Classic Rock in the Year of Revolt: Using the Illusion of Life to Examine the Hits of 1968

IAFOR Journal of Arts & Humanities. 2018;5(2):99-116 DOI 10.22492/ijah.5.2.08


Journal Homepage

Journal Title: IAFOR Journal of Arts & Humanities

ISSN: 2187-0616 (Online)

Publisher:  The International Academic Forum

LCC Subject Category: Fine Arts: Arts in general | General Works: History of scholarship and learning. The humanities

Country of publisher: Japan

Language of fulltext: English

Full-text formats available: PDF



Thomas G. Endres (University of Northern Colorado, USA)


Double blind peer review

Editorial Board

Instructions for authors

Time From Submission to Publication: 12 weeks


Abstract | Full Text

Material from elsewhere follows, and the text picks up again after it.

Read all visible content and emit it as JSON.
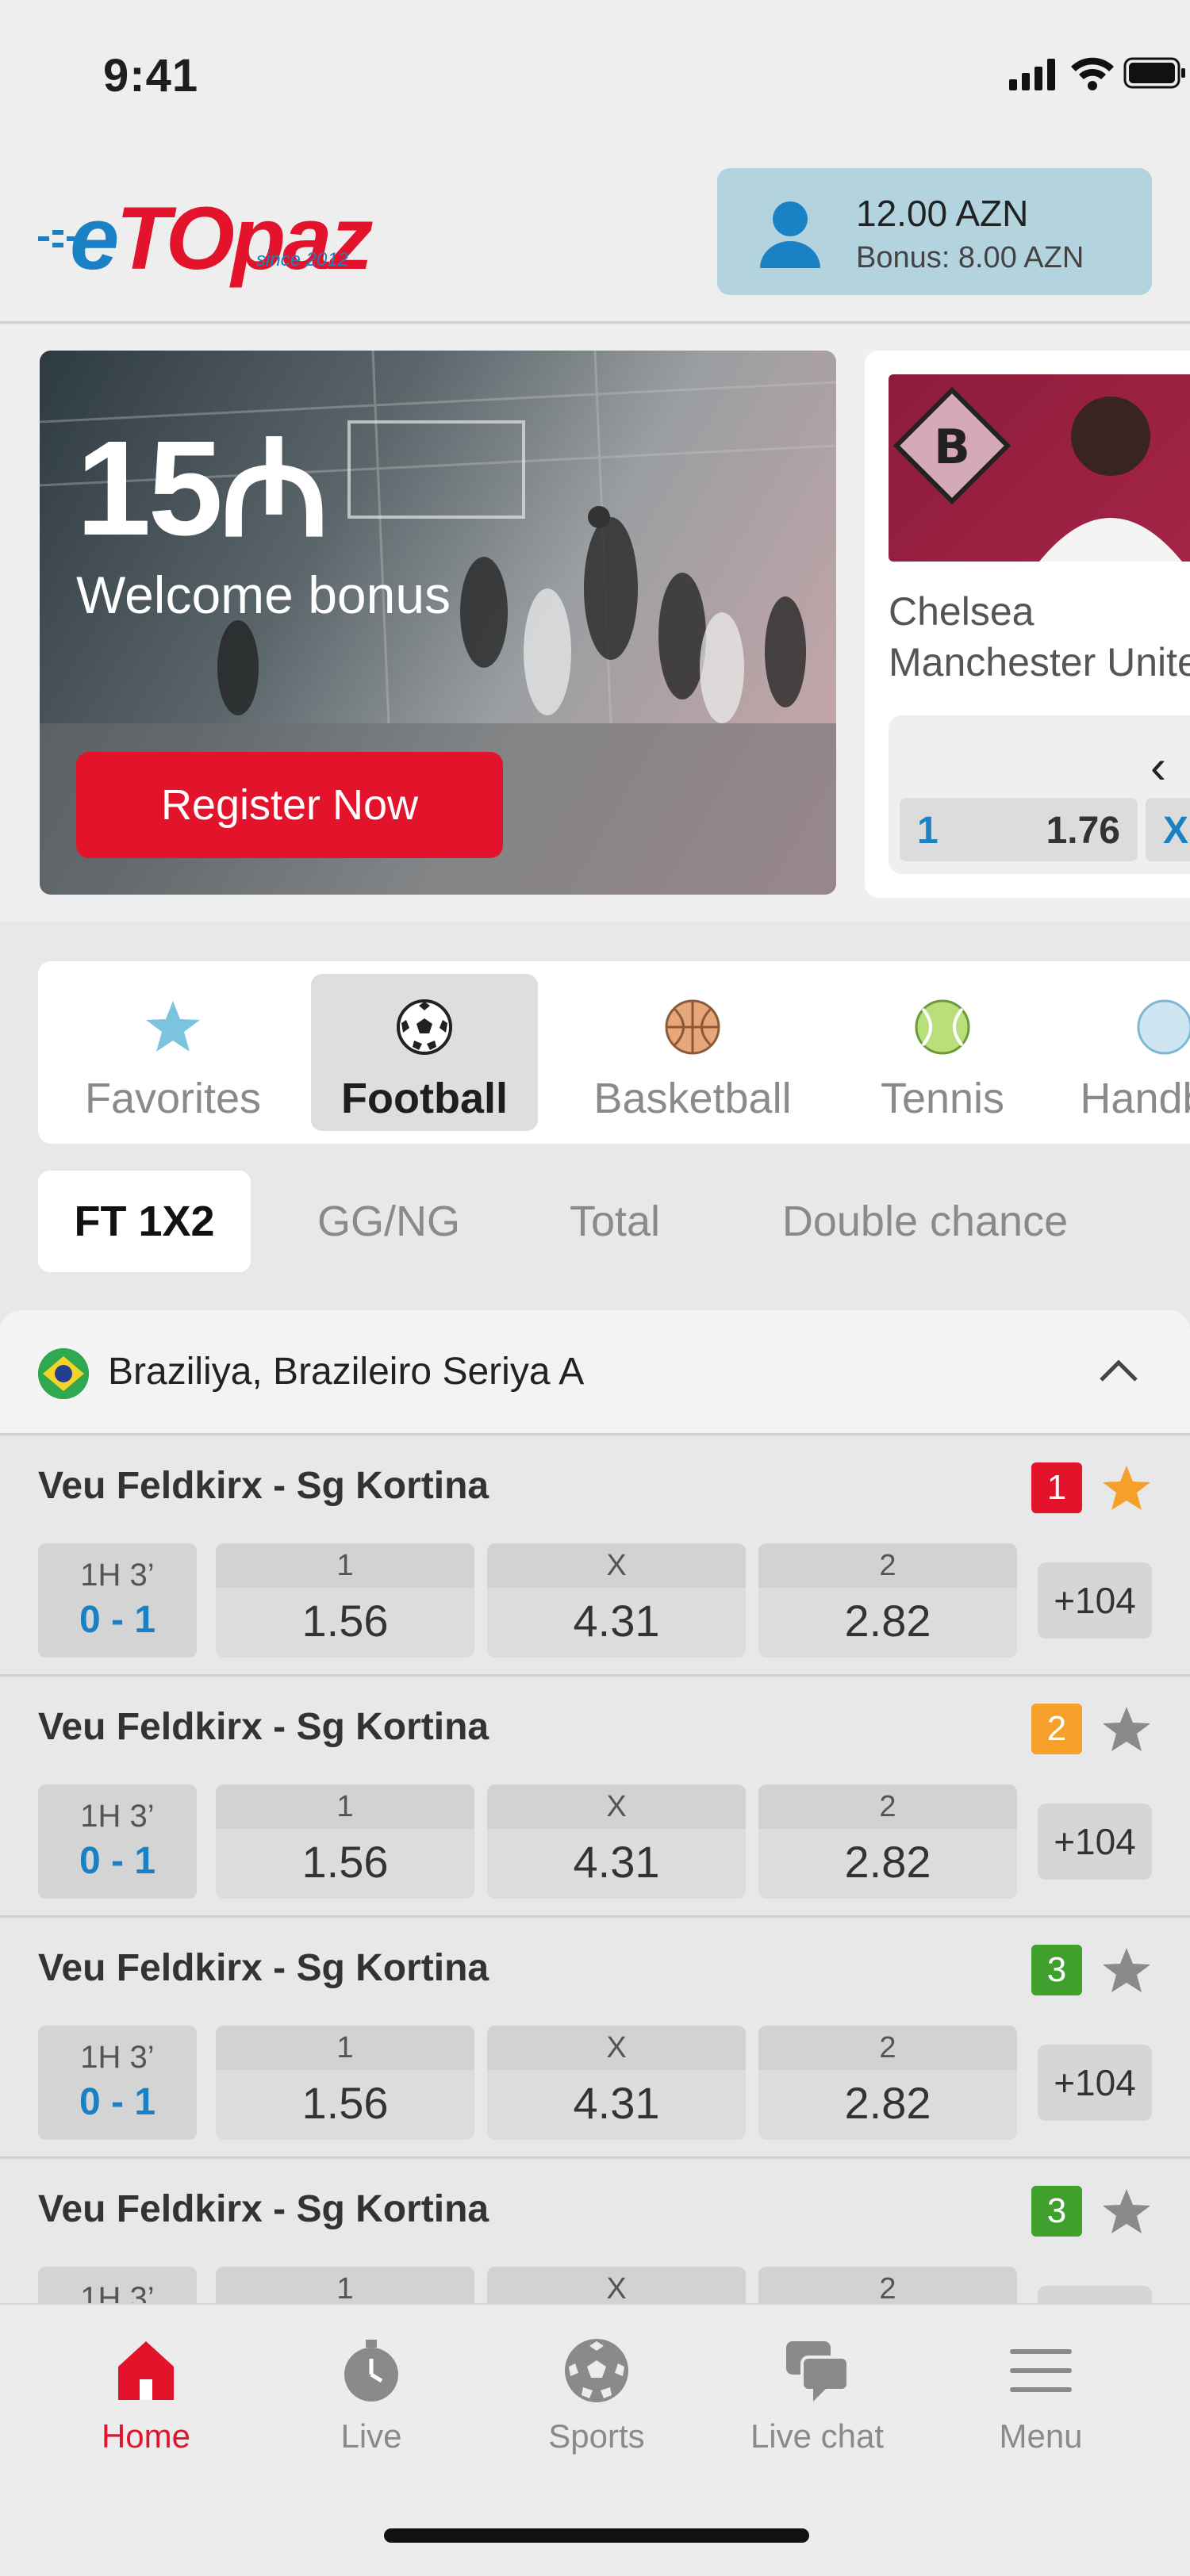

This is not the first generation facing a fearful future. Exactly fifty years ago, 1968 – nestled between the Summer of Love (’67) and Woodstock (’69) - was known as the year of revolt. From Vietnam protests and Civil Rights marches, to the assassinations of Robert Kennedy and Martin Luther King, American culture, like that of countries around the world, was awash in struggle yet alive in activist ideology. In particular, Classic Rock of the era served as a reflection of the times, a call to action, and eventually offered enduring insight into the qualities of effective protest music. Using Sellnow’s Illusion of Life methodology, which examines music as rhetoric, this essay analyses the top ten hits of that year (per, including such timeless masterpieces as Joplin’s “Piece of my Heart,” Cream’s “White Room,” Hendrix’s “All Along the Watchtower,” and the Rolling Stones’ “Sympathy for the Devil.” The humanistic methodology begins by identifying first the patterns found in the songs’ virtual time (music) and virtual experience (lyrics). Analysis then delves into the use of strategies such as congruity and incongruity to get across meaning. Interpretations are offered on the impact such works had on their original generation, and concludes with applications for today.